Proteins with extracellular areas (which means they’re outside the cell) typically contain cell-to-cell correspondences or associations. Proteins that stand fundamentally inside a membrane usually form channels or pores to help particles cross the membrane. Proteins with cytosolic areas (which means they’re inside the cell) have the most extensive scope of capacity. For example, they can be anchors for cytoskeletal (cell skeleton) proteins or involved with intracellular signaling.
Membrane receptor proteins relay signals between the cell’s internal and external environments. Transport proteins move molecules and ions across the membrane. They can be categorized according to the Transporter Classification database. Membrane enzymes may have many activities, such as oxidoreductase, transferase or hydrolase. Cell adhesion molecules allow cells to identify each other and interact, proteins involved in immune response, for instance.
Types and Structures of Membrane Protein
The structure of membrane proteins can always tell their function, which, in return explains the way we group the type of membrane protein.
Peripheral Membrane Protein
Peripheral membrane protein usually attaches to integral membrane proteins, or penetrates the peripheral regions of the lipid bilayer. The regulatory protein subunits of many ion channels and transmembrane receptors, for example, may be defined as peripheral membrane proteins. Copmared with integral membrane protein, peripheral membrane protein tends to collect in the water-soluble component, or fraction, of all the proteins extracted during a protein purification procedure. Proteins with GPI anchors are an exception to this rule and can have purification properties similar to that of integral membrane proteins.
Integral Membrane Protein
Integral or intrinsic membrane protein has one or more domains that are embedded in the membrane. The embedded regions are made of amino acids with hydrophobic side chains. As such, they want to be snuggled up with the hydrophobic part of the membrane. This anchors the protein in the membrane. Integral membrane proteins can have hydrophilic domains that extend into the extracellular or intracellular aqueous environment. Most have both and are, therefore, called transmembrane proteins.
Polypeptide toxin and many antibacterial peptide, such as colicin or hemolysin, and certain proteins involved in apoptosis, are sometimes considered a separate category. These proteins are water-soluble but can aggregate and associate irreversibly with the lipid bilayer and become reversibly or irreversibly membrane-associated.

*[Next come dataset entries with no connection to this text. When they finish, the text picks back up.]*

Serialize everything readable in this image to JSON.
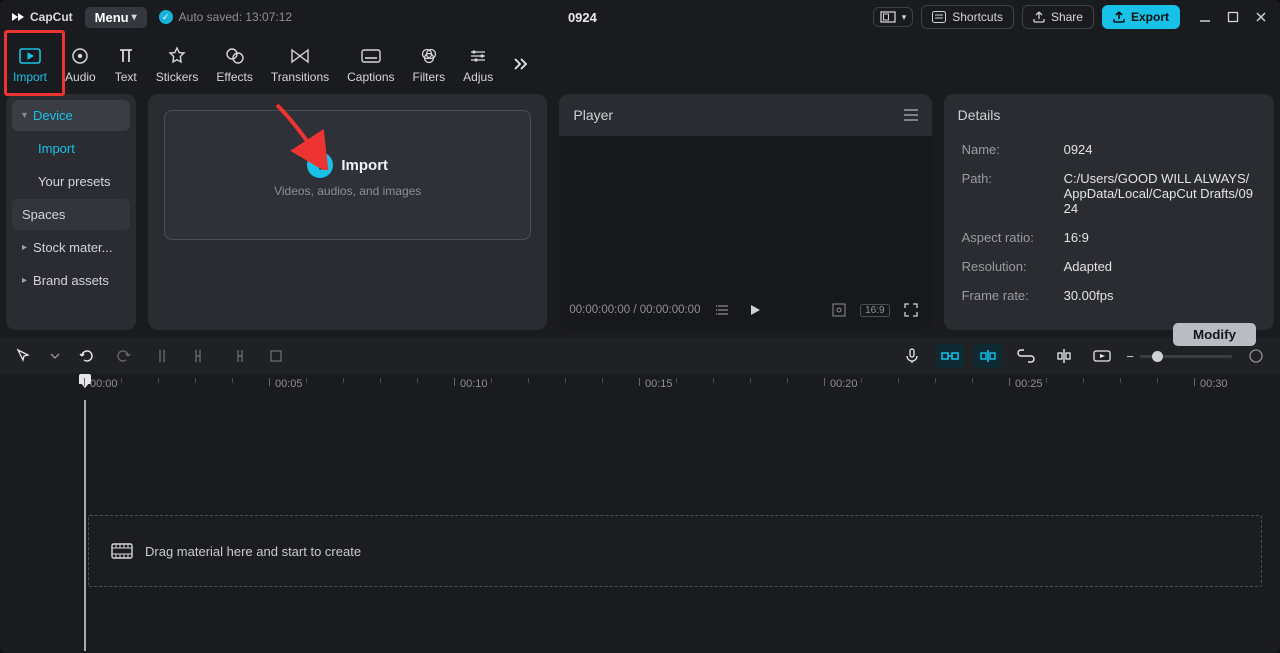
{
  "app": {
    "name": "CapCut"
  },
  "titlebar": {
    "menu": "Menu",
    "autosaved": "Auto saved: 13:07:12",
    "project": "0924"
  },
  "actions": {
    "shortcuts": "Shortcuts",
    "share": "Share",
    "export": "Export"
  },
  "ribbon": {
    "items": [
      "Import",
      "Audio",
      "Text",
      "Stickers",
      "Effects",
      "Transitions",
      "Captions",
      "Filters",
      "Adjus"
    ]
  },
  "mediaSidebar": {
    "device": "Device",
    "import": "Import",
    "presets": "Your presets",
    "spaces": "Spaces",
    "stock": "Stock mater...",
    "brand": "Brand assets"
  },
  "importCard": {
    "title": "Import",
    "sub": "Videos, audios, and images"
  },
  "player": {
    "title": "Player",
    "timecode": "00:00:00:00 / 00:00:00:00",
    "ratio": "16:9"
  },
  "details": {
    "title": "Details",
    "nameK": "Name:",
    "nameV": "0924",
    "pathK": "Path:",
    "pathV": "C:/Users/GOOD WILL ALWAYS/AppData/Local/CapCut Drafts/0924",
    "aspectK": "Aspect ratio:",
    "aspectV": "16:9",
    "resK": "Resolution:",
    "resV": "Adapted",
    "fpsK": "Frame rate:",
    "fpsV": "30.00fps",
    "modify": "Modify"
  },
  "timeline": {
    "marks": [
      "00:00",
      "00:05",
      "00:10",
      "00:15",
      "00:20",
      "00:25",
      "00:30"
    ],
    "dropHint": "Drag material here and start to create"
  }
}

Because of the important role membrane protein plays in the biological world, more and more institutes as well as industries are doing research on it, Creative Biolabs, for instance. Like other leading biotech related service provider, Creative Biolabs is devoting increasing time and effort to this field, so as to offer researches the most reliable service in deeper study of membrane protein.